> What is expected
Each line of the data below containing "header" needs to be listed.

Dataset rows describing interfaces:
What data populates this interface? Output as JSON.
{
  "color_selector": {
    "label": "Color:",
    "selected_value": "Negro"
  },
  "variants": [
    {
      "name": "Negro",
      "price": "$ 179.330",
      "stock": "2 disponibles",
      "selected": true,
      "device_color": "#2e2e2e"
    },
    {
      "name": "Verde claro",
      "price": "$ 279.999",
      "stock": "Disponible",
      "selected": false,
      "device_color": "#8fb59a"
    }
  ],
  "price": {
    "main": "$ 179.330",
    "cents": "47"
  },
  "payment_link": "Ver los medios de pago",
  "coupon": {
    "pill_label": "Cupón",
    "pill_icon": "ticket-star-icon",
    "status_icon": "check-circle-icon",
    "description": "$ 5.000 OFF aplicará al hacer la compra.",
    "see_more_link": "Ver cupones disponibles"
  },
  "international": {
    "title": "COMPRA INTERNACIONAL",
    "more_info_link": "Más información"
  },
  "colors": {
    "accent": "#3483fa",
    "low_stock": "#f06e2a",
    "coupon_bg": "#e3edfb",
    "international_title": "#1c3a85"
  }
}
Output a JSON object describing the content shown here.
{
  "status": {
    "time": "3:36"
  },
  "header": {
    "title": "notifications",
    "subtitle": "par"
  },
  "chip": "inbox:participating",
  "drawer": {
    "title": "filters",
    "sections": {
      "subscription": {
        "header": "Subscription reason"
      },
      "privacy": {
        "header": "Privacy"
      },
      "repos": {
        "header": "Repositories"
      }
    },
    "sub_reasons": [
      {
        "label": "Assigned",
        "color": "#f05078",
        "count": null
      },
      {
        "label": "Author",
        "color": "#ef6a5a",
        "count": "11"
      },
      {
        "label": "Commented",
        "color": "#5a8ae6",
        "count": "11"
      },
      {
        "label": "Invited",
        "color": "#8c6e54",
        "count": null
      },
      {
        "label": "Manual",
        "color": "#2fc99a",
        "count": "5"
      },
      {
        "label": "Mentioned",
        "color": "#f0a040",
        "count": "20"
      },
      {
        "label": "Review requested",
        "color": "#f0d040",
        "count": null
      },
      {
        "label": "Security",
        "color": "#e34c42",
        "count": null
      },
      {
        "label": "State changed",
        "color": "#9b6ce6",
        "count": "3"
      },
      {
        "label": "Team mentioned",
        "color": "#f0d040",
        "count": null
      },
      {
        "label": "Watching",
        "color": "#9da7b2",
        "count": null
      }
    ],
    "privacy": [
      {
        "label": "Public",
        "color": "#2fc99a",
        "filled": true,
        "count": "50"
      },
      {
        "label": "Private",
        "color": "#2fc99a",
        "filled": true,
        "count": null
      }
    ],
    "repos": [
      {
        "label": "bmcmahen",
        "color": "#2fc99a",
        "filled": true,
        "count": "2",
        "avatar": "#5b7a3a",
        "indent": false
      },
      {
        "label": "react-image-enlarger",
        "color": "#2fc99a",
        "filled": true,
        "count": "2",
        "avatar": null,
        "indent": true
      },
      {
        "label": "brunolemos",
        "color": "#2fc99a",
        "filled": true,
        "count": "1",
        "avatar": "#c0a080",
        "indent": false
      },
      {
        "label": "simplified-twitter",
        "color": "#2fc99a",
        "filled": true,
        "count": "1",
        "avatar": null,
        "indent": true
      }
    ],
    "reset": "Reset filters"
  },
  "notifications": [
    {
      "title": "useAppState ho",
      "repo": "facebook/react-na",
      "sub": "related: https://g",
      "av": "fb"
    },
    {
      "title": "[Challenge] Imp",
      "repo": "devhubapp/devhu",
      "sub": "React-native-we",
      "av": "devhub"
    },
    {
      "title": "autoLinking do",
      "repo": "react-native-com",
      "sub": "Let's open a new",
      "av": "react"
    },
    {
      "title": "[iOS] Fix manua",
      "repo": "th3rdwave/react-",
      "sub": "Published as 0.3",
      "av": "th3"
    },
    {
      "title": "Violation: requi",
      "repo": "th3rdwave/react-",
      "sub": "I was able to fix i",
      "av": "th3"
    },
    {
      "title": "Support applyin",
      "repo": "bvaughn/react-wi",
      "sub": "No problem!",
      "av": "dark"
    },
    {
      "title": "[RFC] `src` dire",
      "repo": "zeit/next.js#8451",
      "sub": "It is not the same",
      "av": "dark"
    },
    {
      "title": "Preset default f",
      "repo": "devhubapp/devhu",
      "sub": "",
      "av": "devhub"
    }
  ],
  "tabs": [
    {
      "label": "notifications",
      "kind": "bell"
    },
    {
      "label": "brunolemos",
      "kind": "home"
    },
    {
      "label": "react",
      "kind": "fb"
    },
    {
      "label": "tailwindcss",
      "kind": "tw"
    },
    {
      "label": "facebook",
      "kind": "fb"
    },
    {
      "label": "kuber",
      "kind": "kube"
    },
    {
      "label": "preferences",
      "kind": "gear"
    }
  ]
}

> Answer to this exercise
  "header": {
        "header": "Subscription reason"
        "header": "Privacy"
        "header": "Repositories"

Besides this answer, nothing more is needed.